The believers praying here buried the pride of their self-identity. Being in one heart and mind didn’t mean they agreed with everything their brother or sister did or said. It didn’t mean that they would have the same feelings about all things in life. It meant that to the bottom of their hearts, Kristus Kurios. Christ is Lord. Christian unity is distinctly different from worldly unity. Followers of Jesus have a common bond, common beliefs, and most importantly, a common future.
Through their common prayer and giving, they removed any selfish claims to personal superiority in favor of God’s grace. They showed that their new identities were not based on their status or through works, their self-worth came from the beautiful saving grace of Jesus Christ.
In Roman-held Jerusalem, people were forced to worship Caesar. As a Jesus follower, it wasn’t possible to worship both. Either Jesus was who He claimed to be, the one God present before Abraham, or Jesus wasn’t telling the truth and he was equal to Caesar and all of other religious teachers. Today, some criticize Christianity as an exclusive religion because we claim Jesus is the only way to God. Believing Jesus is only way isn’t arrogant or exclusive, it just means we believe what He said.
“If it’s narrow and wrong to claim there is one true religion, than it’s narrow and wrong to say there is one true way to think about religion – my way”
Following Jesus Christ is the most inclusive path available. Some say that all religions allow good people to find God. That sounds all-inclusive but what about bad people. Christianity invites the good and bad. It’s an inclusive, exclusive truth.
“But the gospel of Jesus is a different kind of exclusivity…
because the gospel teaches that our acceptance with God is not based on anything about us… not our moral record, our education, our race, or our political viewpoint. God gives salvation”
- Read Acts 4. Who are your idols? What are your idols?

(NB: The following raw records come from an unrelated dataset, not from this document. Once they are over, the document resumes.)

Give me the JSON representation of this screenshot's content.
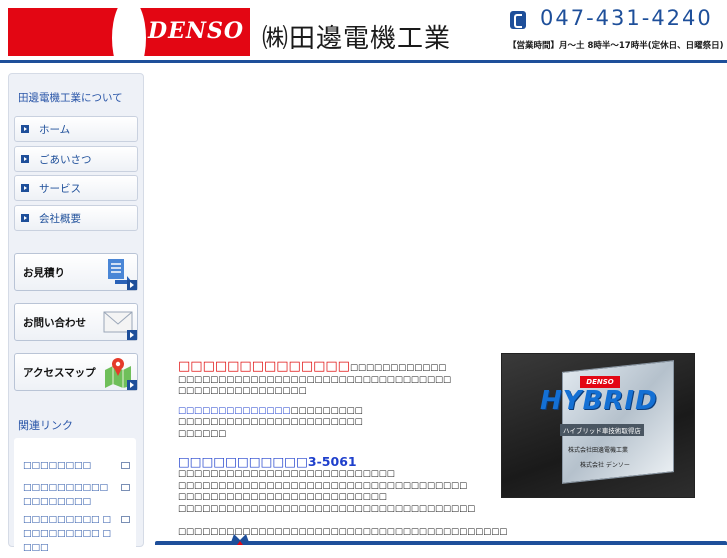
{
  "header": {
    "brand": "DENSO",
    "company": "㈱田邊電機工業",
    "phone": "047-431-4240",
    "hours": "【営業時間】月〜土 8時半〜17時半(定休日、日曜祭日)",
    "colors": {
      "brand_red": "#e30613",
      "accent_blue": "#1e4f9a"
    }
  },
  "sidebar": {
    "title": "田邊電機工業について",
    "nav": [
      {
        "label": "ホーム"
      },
      {
        "label": "ごあいさつ"
      },
      {
        "label": "サービス"
      },
      {
        "label": "会社概要"
      }
    ],
    "buttons": [
      {
        "label": "お見積り",
        "icon": "document-arrow-icon"
      },
      {
        "label": "お問い合わせ",
        "icon": "envelope-icon"
      },
      {
        "label": "アクセスマップ",
        "icon": "map-pin-icon"
      }
    ],
    "related_title": "関連リンク",
    "related_links": [
      {
        "label": "□□□□□□□□"
      },
      {
        "label": "□□□□□□□□□□ □□□□□□□□"
      },
      {
        "label": "□□□□□□□□□ □□□□□□□□□□ □□□□"
      }
    ]
  },
  "main": {
    "section1": {
      "heading": "□□□□□□□□□□□□□□",
      "heading_suffix": "□□□□□□□□□□□□",
      "lines": [
        "□□□□□□□□□□□□□□□□□□□□□□□□□□□□□□□□□□",
        "□□□□□□□□□□□□□□□□",
        "□□□□□□□□□□□□□□□□□□□□□□□□□□",
        "□□□□□□□□□□□□□□□□□□□□□□□",
        "□□□□□□"
      ],
      "blue_line_prefix": "□□□□□□□□□□□□□□"
    },
    "section2": {
      "heading": "□□□□□□□□□□□3-5061",
      "lines": [
        "□□□□□□□□□□□□□□□□□□□□□□□□□□□",
        "□□□□□□□□□□□□□□□□□□□□□□□□□□□□□□□□□□□□",
        "□□□□□□□□□□□□□□□□□□□□□□□□□□",
        "□□□□□□□□□□□□□□□□□□□□□□□□□□□□□□□□□□□□□"
      ],
      "footer_line": "□□□□□□□□□□□□□□□□□□□□□□□□□□□□□□□□□□□□□□□□□"
    },
    "photo": {
      "brand": "DENSO",
      "title": "HYBRID",
      "subtitle": "ハイブリッド車技術取得店",
      "company": "株式会社田邊電機工業",
      "company2": "株式会社 デンソー"
    }
  }
}
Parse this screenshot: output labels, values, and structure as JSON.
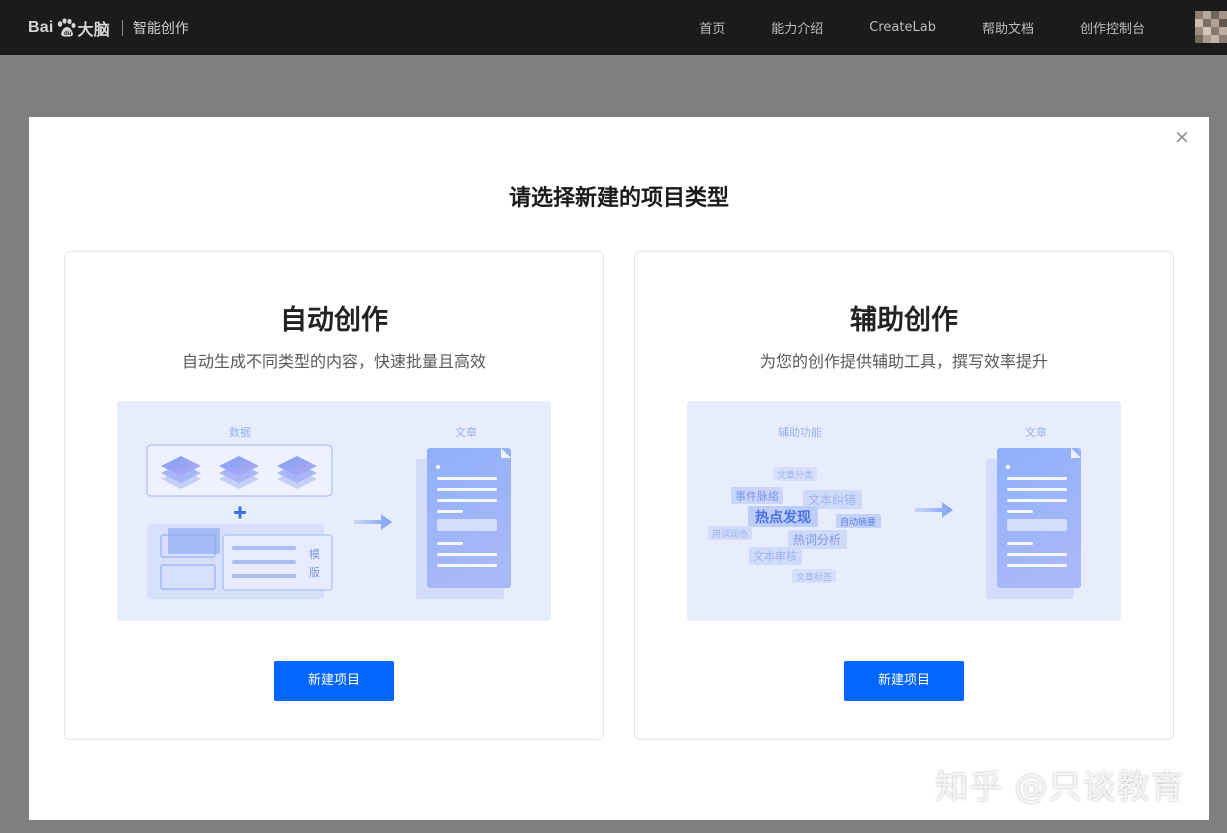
{
  "header": {
    "brand_left": "Bai",
    "brand_right": "大脑",
    "product": "智能创作",
    "nav": [
      "首页",
      "能力介绍",
      "CreateLab",
      "帮助文档",
      "创作控制台"
    ],
    "icons": {
      "logo": "baidu-paw-icon",
      "avatar": "user-avatar"
    }
  },
  "modal": {
    "close": "×",
    "title": "请选择新建的项目类型",
    "cards": [
      {
        "title": "自动创作",
        "desc": "自动生成不同类型的内容，快速批量且高效",
        "illus": {
          "label_data": "数据",
          "label_article": "文章",
          "template_chars": [
            "模",
            "版"
          ]
        },
        "button": "新建项目"
      },
      {
        "title": "辅助创作",
        "desc": "为您的创作提供辅助工具，撰写效率提升",
        "illus": {
          "label_tools": "辅助功能",
          "label_article": "文章",
          "tags": [
            "文章分类",
            "事件脉络",
            "文本纠错",
            "热点发现",
            "自动摘要",
            "用词润色",
            "热词分析",
            "文本审核",
            "文章标签"
          ]
        },
        "button": "新建项目"
      }
    ]
  },
  "watermark": "知乎 @只谈教育",
  "colors": {
    "primary": "#0066ff",
    "topbar": "#1b1b1b",
    "overlay": "#7f7f7f",
    "illus_bg": "#e7edfc"
  }
}
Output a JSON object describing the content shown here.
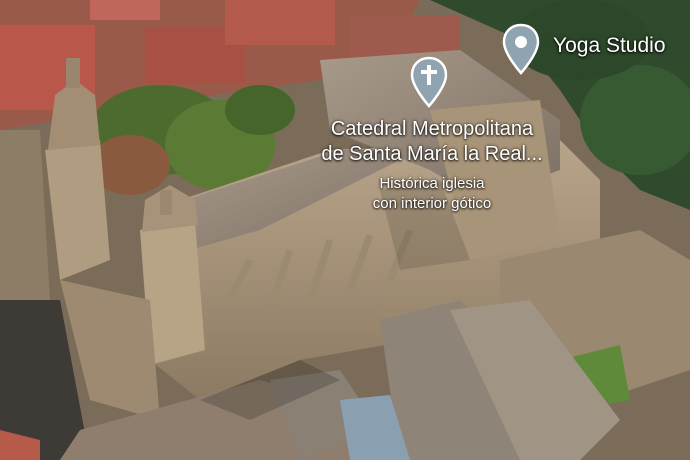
{
  "colors": {
    "pin_fill": "#8fa3b1",
    "pin_border": "#ffffff",
    "label_text": "#ffffff"
  },
  "markers": {
    "yoga": {
      "icon": "location-pin-icon",
      "name": "Yoga Studio"
    },
    "cathedral": {
      "icon": "church-cross-icon",
      "name_line1": "Catedral Metropolitana",
      "name_line2": "de Santa María la Real...",
      "desc_line1": "Histórica iglesia",
      "desc_line2": "con interior gótico"
    }
  }
}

- Who is your Lord? Pray that Christ is your Lord.
Where else in your life can you live out the teachings of Christ? Look for next week’s Devotion.